When Kalin Eshelman and her fiancé thought about the next phase of their lives and starting a family, moving was part of it. They had enjoyed their time in Chicago, but they were looking to Colorado or Arizona to start their next chapter.
Once the Covid-19 pandemic hit, her fiancé was laid off and she was forced to work from home. They saw it as an opportunity to get out of Chicago and be remote full-time.
“The Phoenix area was on our radar, it’s just that a lot of people beat us to it,” she said. “Everyone has the same plan as us, everyone’s going to Arizona now.”
Eshelman and her fiancé recently moved to Scottsdale and they are among the thousands of people around the country who chose to relocate and work remote full-time in the wake of the pandemic.
Last year Phoenix had a net inflow of more than 82,000 people, according to data from Redfin, which was the largest growth among U.S. metros in 2020.
Heading to the ‘burbs
Nationally, Apartment List researchers analyzed U.S. Census Bureau data and found that 16% of American workers moved between April 2020 and April 2021, which was the first time that the percentage of people who changed residence in a year increased in over a decade.
Eshelman works in sales for Chicago-based G2, a website that does business-to-business software reviews. She said the Valley was the right choice for them because it’s cheaper than Chicago, they can strike a better work-life balance being remote here and there is a tech boom happening in the area.
She said that when she started in her position two years ago, her entire team was in Chicago. But since the pandemic, many members of the team have left for the suburbs around town or fled to Ohio, New Jersey, Colorado and California.
Eshelman said she had never worked remotely in her career prior to Covid-19, but she’s since embraced her remote reality: She bought a standup desk, placed lights behind her computer monitors to enhance her video calls and bought an anti-fatigue mat to stand on in her new apartment.
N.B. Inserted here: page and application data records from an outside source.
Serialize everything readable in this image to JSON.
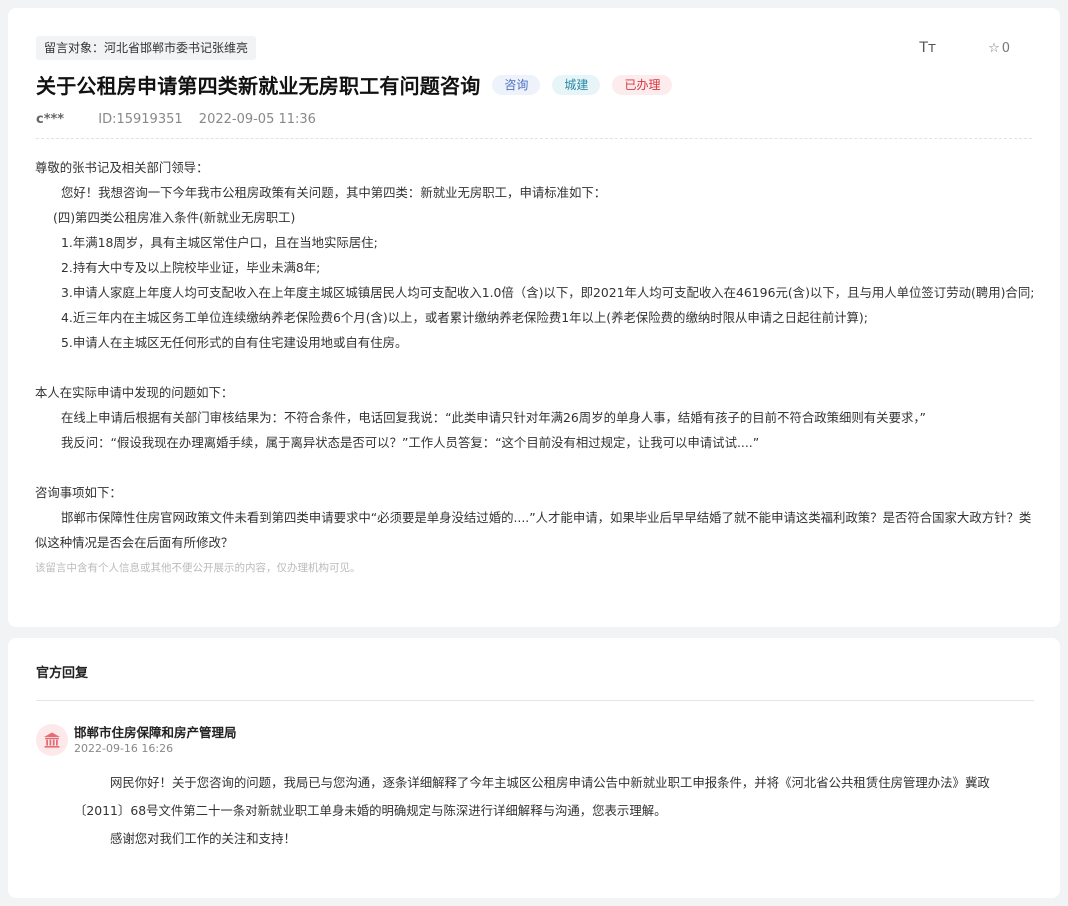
{
  "message": {
    "target_label": "留言对象：河北省邯郸市委书记张维亮",
    "font_tool_label": "Tт",
    "favorite_count": "0",
    "title": "关于公租房申请第四类新就业无房职工有问题咨询",
    "tags": [
      "咨询",
      "城建",
      "已办理"
    ],
    "author": "c***",
    "id_text": "ID:15919351",
    "date": "2022-09-05 11:36",
    "paragraphs": [
      "尊敬的张书记及相关部门领导：",
      "您好！我想咨询一下今年我市公租房政策有关问题，其中第四类：新就业无房职工，申请标准如下：",
      "(四)第四类公租房准入条件(新就业无房职工)",
      "1.年满18周岁，具有主城区常住户口，且在当地实际居住;",
      "2.持有大中专及以上院校毕业证，毕业未满8年;",
      "3.申请人家庭上年度人均可支配收入在上年度主城区城镇居民人均可支配收入1.0倍（含)以下，即2021年人均可支配收入在46196元(含)以下，且与用人单位签订劳动(聘用)合同;",
      "4.近三年内在主城区务工单位连续缴纳养老保险费6个月(含)以上，或者累计缴纳养老保险费1年以上(养老保险费的缴纳时限从申请之日起往前计算);",
      "5.申请人在主城区无任何形式的自有住宅建设用地或自有住房。",
      "本人在实际申请中发现的问题如下：",
      "在线上申请后根据有关部门审核结果为：不符合条件，电话回复我说：“此类申请只针对年满26周岁的单身人事，结婚有孩子的目前不符合政策细则有关要求，”",
      "我反问：“假设我现在办理离婚手续，属于离异状态是否可以？”工作人员答复：“这个目前没有相过规定，让我可以申请试试....”",
      "咨询事项如下：",
      "邯郸市保障性住房官网政策文件未看到第四类申请要求中“必须要是单身没结过婚的....”人才能申请，如果毕业后早早结婚了就不能申请这类福利政策？是否符合国家大政方针？类似这种情况是否会在后面有所修改？"
    ],
    "notice": "该留言中含有个人信息或其他不便公开展示的内容，仅办理机构可见。"
  },
  "reply": {
    "section_title": "官方回复",
    "department": "邯郸市住房保障和房产管理局",
    "time": "2022-09-16 16:26",
    "paragraphs": [
      "网民你好！关于您咨询的问题，我局已与您沟通，逐条详细解释了今年主城区公租房申请公告中新就业职工申报条件，并将《河北省公共租赁住房管理办法》冀政〔2011〕68号文件第二十一条对新就业职工单身未婚的明确规定与陈深进行详细解释与沟通，您表示理解。",
      "感谢您对我们工作的关注和支持！"
    ]
  },
  "colors": {
    "tag_consult": "#4a70c2",
    "tag_city": "#2b8aa7",
    "tag_done": "#d9363e",
    "dept_icon": "#e56e76"
  },
  "icons": {
    "font_size": "font-size-icon",
    "favorite": "star-icon",
    "department": "government-building-icon"
  }
}
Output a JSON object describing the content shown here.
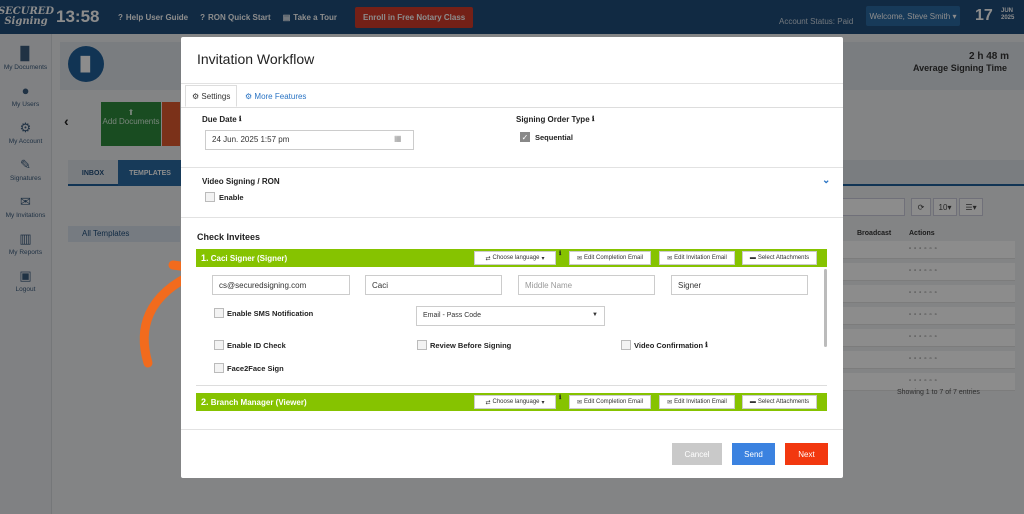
{
  "topbar": {
    "logo_line1": "SECURED",
    "logo_line2": "Signing",
    "clock": "13:58",
    "links": [
      {
        "icon": "question-circle-icon",
        "glyph": "?",
        "label": "Help User Guide"
      },
      {
        "icon": "question-circle-icon",
        "glyph": "?",
        "label": "RON Quick Start"
      },
      {
        "icon": "map-icon",
        "glyph": "▤",
        "label": "Take a Tour"
      }
    ],
    "enroll_label": "Enroll in Free Notary Class",
    "account_status": "Account Status: Paid",
    "welcome": "Welcome, Steve Smith",
    "date_day": "17",
    "date_month": "JUN",
    "date_year": "2025"
  },
  "sidebar": {
    "items": [
      {
        "icon": "document-icon",
        "glyph": "▉",
        "label": "My Documents"
      },
      {
        "icon": "user-icon",
        "glyph": "●",
        "label": "My Users"
      },
      {
        "icon": "gear-icon",
        "glyph": "⚙",
        "label": "My Account"
      },
      {
        "icon": "pen-icon",
        "glyph": "✎",
        "label": "Signatures"
      },
      {
        "icon": "envelope-icon",
        "glyph": "✉",
        "label": "My Invitations"
      },
      {
        "icon": "chart-icon",
        "glyph": "▥",
        "label": "My Reports"
      },
      {
        "icon": "lock-icon",
        "glyph": "▣",
        "label": "Logout"
      }
    ]
  },
  "background": {
    "stat_value": "2 h 48 m",
    "stat_label": "Average Signing Time",
    "add_documents_label": "Add Documents",
    "tabs": [
      "INBOX",
      "TEMPLATES"
    ],
    "all_templates": "All Templates",
    "page_size": "10",
    "columns": [
      "Broadcast",
      "Actions"
    ],
    "showing": "Showing 1 to 7 of 7 entries"
  },
  "modal": {
    "title": "Invitation Workflow",
    "tabs": [
      {
        "icon": "gear-icon",
        "label": "Settings"
      },
      {
        "icon": "gears-icon",
        "label": "More Features"
      }
    ],
    "due_date_label": "Due Date",
    "due_date_value": "24 Jun. 2025 1:57 pm",
    "signing_order_label": "Signing Order Type",
    "sequential_label": "Sequential",
    "sequential_checked": true,
    "video_label": "Video Signing / RON",
    "enable_label": "Enable",
    "check_invitees_label": "Check Invitees",
    "invitees": [
      {
        "number": "1.",
        "name": "Caci Signer (Signer)",
        "email": "cs@securedsigning.com",
        "first_name": "Caci",
        "middle_placeholder": "Middle Name",
        "last_name": "Signer"
      },
      {
        "number": "2.",
        "name": "Branch Manager (Viewer)"
      }
    ],
    "bar_buttons": {
      "language": "Choose language",
      "completion": "Edit Completion Email",
      "invitation": "Edit Invitation Email",
      "attachments": "Select Attachments"
    },
    "options": {
      "sms": "Enable SMS Notification",
      "auth_select": "Email - Pass Code",
      "id_check": "Enable ID Check",
      "review": "Review Before Signing",
      "video_conf": "Video Confirmation",
      "face2face": "Face2Face Sign"
    },
    "buttons": {
      "cancel": "Cancel",
      "send": "Send",
      "next": "Next"
    },
    "colors": {
      "invitee_bar": "#86c300",
      "cancel": "#c9c9c9",
      "send": "#3b82e0",
      "next": "#f2380f",
      "arrow": "#f26b1d"
    }
  }
}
The up and up
Daniel Murphy is another Valley newcomer destined for Tempe. Murphy spoke with the Business Journal in between packing up boxes in his Boston apartment.
“When the pandemic hit, my boss packed up his stuff and moved up to Vermont, from Boston. And that kind of opened my eyes,” he said. “I looked at my fiancée and I said, ‘You know, I think we could do this too, if we wanted to, why couldn’t we go to Arizona?’”
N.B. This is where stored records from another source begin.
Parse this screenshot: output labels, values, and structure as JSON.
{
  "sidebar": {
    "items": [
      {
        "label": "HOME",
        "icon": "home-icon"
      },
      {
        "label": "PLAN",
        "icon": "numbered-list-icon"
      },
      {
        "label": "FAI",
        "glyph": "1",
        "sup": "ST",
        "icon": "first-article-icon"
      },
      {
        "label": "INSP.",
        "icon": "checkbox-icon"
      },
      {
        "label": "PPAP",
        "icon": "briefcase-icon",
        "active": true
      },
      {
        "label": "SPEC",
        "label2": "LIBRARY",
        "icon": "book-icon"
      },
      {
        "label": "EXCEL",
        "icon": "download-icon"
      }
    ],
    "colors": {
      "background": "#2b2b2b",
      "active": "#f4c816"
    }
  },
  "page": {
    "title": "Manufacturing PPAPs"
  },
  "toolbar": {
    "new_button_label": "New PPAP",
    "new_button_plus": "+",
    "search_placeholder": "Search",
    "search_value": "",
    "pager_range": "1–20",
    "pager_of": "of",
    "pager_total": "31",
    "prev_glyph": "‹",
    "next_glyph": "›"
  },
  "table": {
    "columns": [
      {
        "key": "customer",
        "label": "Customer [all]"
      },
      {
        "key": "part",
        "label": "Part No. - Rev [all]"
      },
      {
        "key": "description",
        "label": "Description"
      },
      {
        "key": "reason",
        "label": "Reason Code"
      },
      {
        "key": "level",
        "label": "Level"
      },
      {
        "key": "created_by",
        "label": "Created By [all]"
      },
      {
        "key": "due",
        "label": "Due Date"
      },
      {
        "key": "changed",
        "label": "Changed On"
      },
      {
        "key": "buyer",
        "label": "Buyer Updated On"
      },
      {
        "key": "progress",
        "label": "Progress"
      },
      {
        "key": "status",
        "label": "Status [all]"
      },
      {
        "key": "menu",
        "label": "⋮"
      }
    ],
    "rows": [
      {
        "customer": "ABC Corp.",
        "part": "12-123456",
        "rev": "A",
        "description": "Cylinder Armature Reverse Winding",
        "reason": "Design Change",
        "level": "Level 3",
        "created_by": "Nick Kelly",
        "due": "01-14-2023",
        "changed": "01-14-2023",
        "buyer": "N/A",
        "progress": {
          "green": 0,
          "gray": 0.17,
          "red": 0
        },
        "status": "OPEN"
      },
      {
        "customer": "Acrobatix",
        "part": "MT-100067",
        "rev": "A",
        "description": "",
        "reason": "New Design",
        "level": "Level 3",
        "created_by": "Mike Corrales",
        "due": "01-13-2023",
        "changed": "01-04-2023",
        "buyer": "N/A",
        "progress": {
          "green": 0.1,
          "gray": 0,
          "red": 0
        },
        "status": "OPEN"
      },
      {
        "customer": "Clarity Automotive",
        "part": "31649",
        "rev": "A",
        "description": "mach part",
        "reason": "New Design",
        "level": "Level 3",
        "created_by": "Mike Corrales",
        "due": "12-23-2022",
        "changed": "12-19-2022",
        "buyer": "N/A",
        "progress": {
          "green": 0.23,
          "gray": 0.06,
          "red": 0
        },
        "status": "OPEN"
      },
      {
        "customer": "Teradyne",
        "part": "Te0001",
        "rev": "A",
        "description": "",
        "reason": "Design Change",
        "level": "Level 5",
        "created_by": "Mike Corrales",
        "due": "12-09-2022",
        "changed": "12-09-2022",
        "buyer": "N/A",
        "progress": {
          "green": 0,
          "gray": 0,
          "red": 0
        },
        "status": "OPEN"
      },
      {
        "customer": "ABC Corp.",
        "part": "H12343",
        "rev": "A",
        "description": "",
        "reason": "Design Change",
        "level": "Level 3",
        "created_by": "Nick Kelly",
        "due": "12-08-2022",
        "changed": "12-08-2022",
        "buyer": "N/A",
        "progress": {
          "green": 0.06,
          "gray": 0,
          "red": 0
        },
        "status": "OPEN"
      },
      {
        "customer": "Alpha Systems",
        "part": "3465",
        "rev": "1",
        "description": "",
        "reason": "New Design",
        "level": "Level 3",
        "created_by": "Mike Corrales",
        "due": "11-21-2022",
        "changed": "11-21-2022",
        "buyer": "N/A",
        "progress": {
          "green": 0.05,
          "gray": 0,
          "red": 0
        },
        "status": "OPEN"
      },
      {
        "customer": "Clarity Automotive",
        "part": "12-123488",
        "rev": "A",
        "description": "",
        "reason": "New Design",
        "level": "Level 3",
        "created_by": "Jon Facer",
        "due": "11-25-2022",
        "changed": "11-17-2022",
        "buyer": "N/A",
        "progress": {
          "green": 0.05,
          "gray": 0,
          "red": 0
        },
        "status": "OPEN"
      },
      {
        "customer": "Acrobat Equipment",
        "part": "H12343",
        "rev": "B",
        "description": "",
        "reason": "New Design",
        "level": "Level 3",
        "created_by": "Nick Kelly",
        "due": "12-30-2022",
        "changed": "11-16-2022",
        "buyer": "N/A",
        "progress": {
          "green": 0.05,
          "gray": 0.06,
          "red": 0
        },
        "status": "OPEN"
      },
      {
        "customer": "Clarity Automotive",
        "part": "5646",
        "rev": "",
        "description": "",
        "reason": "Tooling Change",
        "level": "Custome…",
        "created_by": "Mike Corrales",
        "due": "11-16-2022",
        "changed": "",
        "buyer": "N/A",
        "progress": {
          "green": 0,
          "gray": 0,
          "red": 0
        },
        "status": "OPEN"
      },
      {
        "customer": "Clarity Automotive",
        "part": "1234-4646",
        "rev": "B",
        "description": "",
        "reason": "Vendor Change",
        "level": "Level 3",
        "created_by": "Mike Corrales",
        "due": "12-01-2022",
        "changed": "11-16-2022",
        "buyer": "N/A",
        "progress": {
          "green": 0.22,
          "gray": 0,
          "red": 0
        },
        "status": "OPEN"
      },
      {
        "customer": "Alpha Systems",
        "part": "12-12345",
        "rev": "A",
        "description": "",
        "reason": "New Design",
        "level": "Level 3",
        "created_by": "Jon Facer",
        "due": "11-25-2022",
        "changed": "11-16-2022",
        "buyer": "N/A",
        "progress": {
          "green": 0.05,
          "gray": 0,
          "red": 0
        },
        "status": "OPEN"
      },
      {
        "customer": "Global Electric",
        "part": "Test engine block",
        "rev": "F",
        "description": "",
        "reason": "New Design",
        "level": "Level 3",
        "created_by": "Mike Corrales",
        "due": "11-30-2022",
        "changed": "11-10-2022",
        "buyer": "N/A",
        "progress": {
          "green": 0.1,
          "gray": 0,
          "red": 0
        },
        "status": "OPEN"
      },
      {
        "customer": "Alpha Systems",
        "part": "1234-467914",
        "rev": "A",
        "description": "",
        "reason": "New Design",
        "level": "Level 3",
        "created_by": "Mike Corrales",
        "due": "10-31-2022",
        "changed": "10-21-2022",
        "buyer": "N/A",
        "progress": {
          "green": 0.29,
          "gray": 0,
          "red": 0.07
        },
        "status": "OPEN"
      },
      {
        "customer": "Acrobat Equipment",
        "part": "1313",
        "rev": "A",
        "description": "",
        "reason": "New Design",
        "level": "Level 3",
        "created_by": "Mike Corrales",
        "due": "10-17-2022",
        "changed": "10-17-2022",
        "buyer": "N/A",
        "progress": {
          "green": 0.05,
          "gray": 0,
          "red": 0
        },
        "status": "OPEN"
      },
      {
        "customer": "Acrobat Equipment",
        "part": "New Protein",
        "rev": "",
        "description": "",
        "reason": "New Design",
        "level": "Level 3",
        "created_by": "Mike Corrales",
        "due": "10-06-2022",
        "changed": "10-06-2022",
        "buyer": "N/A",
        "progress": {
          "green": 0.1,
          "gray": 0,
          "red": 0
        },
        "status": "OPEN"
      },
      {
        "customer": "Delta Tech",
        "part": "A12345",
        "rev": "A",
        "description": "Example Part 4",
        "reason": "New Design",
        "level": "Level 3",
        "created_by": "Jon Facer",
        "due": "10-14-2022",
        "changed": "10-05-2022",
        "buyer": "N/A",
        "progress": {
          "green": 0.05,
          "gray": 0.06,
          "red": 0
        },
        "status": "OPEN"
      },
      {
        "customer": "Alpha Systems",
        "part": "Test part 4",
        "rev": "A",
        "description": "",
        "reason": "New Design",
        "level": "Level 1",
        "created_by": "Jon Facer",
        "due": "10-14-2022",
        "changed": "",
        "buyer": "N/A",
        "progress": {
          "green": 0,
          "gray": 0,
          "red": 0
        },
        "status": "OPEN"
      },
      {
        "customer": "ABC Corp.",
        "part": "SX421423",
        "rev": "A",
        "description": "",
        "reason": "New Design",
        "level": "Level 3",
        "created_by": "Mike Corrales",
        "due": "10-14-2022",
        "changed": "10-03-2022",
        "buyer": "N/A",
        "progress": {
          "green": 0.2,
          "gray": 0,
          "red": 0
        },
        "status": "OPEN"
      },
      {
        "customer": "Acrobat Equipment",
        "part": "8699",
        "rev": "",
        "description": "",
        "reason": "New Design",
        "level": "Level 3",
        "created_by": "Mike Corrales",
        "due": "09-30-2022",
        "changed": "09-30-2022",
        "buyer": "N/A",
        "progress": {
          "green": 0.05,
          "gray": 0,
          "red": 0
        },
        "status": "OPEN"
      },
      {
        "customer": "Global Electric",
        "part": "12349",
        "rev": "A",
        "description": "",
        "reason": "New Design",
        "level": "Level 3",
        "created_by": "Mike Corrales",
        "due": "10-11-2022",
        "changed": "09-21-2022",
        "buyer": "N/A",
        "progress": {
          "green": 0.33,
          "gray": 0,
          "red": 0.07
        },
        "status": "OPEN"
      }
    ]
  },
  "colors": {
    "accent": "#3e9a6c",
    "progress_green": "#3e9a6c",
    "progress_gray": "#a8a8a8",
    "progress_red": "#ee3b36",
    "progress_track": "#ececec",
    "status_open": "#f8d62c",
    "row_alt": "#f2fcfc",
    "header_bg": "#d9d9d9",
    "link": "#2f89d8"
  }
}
Murphy’s fiancée grew up in the Valley and he said they had long talked about moving here.
Murphy is the director of marketing at Privy, a Boston marketing software startup. Like Eshelman, he did not work remote prior to the pandemic and now some of his co-workers have spread out to other states. He said that Privvy shifted its policy to be a remote-first company, much like fellow tech startup Postscript.
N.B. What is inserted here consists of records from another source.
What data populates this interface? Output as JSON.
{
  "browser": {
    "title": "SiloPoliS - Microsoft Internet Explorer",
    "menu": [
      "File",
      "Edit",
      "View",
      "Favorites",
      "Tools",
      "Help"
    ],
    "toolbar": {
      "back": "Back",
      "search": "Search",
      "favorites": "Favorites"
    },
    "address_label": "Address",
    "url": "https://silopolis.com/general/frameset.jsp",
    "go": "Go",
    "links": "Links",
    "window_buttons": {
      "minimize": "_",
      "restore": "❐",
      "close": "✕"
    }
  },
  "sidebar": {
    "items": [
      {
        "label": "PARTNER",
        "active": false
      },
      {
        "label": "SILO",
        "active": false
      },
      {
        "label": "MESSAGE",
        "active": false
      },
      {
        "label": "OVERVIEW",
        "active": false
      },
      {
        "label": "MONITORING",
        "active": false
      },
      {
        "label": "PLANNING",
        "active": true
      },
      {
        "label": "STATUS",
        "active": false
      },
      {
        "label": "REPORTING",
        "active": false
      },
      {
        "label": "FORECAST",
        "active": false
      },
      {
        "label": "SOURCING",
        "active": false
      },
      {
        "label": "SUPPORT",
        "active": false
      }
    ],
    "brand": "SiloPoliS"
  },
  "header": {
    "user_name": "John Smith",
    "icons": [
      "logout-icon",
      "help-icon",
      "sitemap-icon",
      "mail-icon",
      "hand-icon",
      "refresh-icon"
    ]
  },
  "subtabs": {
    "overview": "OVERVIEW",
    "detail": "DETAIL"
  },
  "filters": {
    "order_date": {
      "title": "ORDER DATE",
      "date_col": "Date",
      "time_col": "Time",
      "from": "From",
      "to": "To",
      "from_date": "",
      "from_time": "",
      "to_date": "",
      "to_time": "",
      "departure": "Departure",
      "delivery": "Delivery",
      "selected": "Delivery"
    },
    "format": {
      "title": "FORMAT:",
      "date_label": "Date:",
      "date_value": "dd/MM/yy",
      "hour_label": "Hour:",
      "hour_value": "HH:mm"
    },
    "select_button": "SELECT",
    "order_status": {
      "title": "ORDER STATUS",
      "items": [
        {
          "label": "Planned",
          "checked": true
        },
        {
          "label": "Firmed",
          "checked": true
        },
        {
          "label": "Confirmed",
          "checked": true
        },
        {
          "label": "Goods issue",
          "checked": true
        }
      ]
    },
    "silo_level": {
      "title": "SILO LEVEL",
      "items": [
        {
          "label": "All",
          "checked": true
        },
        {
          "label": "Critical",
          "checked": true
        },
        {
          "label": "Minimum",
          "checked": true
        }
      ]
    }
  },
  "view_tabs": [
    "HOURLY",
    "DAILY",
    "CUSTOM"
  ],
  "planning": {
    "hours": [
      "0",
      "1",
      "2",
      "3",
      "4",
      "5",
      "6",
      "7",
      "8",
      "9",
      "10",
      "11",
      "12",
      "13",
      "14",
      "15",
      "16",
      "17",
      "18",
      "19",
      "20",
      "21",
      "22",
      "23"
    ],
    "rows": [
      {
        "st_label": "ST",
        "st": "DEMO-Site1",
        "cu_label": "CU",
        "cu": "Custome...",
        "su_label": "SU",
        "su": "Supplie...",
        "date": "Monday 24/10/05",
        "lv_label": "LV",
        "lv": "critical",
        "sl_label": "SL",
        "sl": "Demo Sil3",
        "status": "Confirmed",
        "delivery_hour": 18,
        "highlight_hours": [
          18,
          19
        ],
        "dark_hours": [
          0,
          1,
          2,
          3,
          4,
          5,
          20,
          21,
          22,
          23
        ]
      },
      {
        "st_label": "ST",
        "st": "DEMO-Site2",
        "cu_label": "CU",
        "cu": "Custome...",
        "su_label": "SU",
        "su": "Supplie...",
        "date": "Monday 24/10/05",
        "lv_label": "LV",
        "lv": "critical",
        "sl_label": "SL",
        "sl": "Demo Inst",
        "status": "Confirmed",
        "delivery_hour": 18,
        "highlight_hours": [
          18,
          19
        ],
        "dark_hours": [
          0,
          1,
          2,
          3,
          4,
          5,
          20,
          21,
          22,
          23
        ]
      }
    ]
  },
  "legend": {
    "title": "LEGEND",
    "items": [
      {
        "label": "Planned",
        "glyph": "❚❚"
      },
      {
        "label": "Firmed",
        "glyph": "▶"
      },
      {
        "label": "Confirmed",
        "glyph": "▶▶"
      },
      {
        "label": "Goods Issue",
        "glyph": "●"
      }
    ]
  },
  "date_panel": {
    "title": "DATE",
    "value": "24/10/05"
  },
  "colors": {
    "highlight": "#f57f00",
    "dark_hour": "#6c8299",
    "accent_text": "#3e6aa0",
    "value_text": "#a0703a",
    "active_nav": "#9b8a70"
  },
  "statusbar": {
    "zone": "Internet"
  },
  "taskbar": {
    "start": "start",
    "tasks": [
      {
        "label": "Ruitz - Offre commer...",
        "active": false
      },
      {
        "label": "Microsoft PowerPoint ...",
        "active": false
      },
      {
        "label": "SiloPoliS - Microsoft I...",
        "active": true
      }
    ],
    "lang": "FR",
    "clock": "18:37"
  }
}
Murphy said he incorrectly assumed that he could help establish a tech scene here before realizing how strong it already is.
“Coming from Boston, I’ve worked with some cool companies and there’s not really any tech going on in Phoenix, I’m gonna come down there and I’m gonna help change that,” he said, recalling his previous mindset. “And then I was like, oh my lord, there’s a million people out here that are working in tech. This is awesome.”
Murphy is also planning on launching a podcast next month called Tech in Arizona.
“It’s definitely a happening area, and I think it’s on the up and up,” he said.”I’m hoping over the next five to 10 years, it’s going to be an even bigger scene. And people like myself and others that are moving in can help play a role in that.”
Though Phoenix may be an appealing landing spot for people to go remote full time, newcomers have a steep challenge finding a home to purchase.
Eshelman has been looking for a house and she said that in her hunt so far, they’ve seen houses go for more than $100,000 over the asking price.